WHAT YOU ARE ASKED TO DO: Every line with the string "JSON" in it belongs in your answer, so copy them all from the data.

RAW DATA:

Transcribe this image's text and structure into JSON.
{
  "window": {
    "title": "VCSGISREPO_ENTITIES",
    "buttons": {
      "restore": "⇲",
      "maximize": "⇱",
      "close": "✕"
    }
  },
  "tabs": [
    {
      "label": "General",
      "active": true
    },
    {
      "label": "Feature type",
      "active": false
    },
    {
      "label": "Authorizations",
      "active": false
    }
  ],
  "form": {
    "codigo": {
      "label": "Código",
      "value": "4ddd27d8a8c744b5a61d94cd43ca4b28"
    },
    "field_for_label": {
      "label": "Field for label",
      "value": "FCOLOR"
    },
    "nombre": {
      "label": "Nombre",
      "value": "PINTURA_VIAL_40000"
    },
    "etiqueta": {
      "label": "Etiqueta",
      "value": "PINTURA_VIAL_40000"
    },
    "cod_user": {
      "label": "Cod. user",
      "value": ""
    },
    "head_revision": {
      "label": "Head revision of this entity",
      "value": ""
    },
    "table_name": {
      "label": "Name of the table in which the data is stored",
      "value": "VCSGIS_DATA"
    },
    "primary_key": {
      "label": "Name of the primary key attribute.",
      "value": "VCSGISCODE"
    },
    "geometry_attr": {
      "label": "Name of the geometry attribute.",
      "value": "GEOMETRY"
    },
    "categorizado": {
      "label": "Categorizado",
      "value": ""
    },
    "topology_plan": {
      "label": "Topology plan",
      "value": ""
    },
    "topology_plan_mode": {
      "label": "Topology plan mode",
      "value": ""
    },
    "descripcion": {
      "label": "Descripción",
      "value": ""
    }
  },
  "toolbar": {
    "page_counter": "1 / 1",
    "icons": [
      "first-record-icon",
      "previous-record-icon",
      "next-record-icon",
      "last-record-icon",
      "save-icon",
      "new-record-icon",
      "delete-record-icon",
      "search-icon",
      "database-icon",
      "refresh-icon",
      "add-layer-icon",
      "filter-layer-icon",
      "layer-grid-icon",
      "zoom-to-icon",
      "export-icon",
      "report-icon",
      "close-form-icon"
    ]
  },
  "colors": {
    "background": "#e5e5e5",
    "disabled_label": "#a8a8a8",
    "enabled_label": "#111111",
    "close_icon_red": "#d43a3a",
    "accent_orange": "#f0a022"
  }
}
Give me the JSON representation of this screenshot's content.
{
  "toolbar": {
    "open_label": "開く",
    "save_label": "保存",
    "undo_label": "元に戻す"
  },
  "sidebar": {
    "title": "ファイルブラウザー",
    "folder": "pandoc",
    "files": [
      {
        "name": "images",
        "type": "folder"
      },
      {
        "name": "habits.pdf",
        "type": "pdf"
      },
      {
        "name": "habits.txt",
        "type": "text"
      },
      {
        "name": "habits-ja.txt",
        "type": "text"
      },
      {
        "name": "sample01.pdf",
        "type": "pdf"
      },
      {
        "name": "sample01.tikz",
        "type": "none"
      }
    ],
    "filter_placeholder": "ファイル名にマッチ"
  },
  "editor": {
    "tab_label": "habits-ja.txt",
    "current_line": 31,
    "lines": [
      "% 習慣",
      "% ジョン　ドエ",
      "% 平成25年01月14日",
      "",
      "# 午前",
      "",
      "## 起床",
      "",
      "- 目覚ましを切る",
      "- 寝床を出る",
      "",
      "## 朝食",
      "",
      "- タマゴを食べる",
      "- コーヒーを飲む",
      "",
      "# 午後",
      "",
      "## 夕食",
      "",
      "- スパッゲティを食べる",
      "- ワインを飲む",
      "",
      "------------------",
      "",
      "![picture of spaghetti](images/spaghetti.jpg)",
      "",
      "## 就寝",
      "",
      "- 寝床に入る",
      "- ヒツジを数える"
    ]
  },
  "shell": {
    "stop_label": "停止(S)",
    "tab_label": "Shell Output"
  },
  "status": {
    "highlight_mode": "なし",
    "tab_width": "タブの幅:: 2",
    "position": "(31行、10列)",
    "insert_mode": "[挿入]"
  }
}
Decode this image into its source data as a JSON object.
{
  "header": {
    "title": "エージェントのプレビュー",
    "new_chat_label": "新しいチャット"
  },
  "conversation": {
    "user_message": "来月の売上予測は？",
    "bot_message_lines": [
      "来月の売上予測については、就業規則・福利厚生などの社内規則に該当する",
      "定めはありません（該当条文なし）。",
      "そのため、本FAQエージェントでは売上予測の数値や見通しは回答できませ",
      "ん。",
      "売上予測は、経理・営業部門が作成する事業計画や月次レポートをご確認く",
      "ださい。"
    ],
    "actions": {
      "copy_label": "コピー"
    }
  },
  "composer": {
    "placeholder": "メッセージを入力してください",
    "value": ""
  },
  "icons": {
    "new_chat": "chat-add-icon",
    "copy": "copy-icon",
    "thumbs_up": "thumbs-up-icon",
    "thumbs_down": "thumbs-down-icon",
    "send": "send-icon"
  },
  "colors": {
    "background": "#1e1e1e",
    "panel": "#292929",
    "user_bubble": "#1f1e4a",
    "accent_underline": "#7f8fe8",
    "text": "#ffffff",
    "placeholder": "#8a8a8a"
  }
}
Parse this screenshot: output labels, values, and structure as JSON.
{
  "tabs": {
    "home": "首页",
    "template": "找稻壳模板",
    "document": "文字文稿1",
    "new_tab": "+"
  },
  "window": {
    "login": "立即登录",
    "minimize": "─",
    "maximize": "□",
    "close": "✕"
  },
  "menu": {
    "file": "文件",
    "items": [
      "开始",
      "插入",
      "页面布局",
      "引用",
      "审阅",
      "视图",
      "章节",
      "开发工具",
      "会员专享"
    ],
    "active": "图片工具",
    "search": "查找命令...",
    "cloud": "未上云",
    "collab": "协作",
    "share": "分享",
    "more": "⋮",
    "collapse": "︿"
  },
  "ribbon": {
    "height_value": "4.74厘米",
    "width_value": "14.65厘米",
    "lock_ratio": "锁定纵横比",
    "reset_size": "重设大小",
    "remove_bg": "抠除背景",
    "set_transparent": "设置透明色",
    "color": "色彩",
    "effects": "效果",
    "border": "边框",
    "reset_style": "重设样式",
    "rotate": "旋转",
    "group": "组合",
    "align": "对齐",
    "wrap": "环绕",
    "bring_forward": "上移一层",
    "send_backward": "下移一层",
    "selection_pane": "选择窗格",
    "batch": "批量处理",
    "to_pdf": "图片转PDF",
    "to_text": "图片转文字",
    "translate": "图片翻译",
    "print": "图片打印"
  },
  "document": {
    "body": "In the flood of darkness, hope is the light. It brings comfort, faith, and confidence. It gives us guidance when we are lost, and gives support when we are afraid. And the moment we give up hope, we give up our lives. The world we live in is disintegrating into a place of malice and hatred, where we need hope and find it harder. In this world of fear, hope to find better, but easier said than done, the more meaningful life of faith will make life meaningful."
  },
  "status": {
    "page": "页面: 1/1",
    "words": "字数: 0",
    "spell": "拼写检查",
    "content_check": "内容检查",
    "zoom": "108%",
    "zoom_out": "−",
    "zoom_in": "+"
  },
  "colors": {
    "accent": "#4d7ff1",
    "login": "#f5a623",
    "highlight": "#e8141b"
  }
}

SOLUTION TO THIS EXERCISE:
Transcribe this image's text and structure into JSON.
Give me the JSON representation of this screenshot's content.
Decode this image into its source data as a JSON object.
Parse this screenshot: output labels, values, and structure as JSON.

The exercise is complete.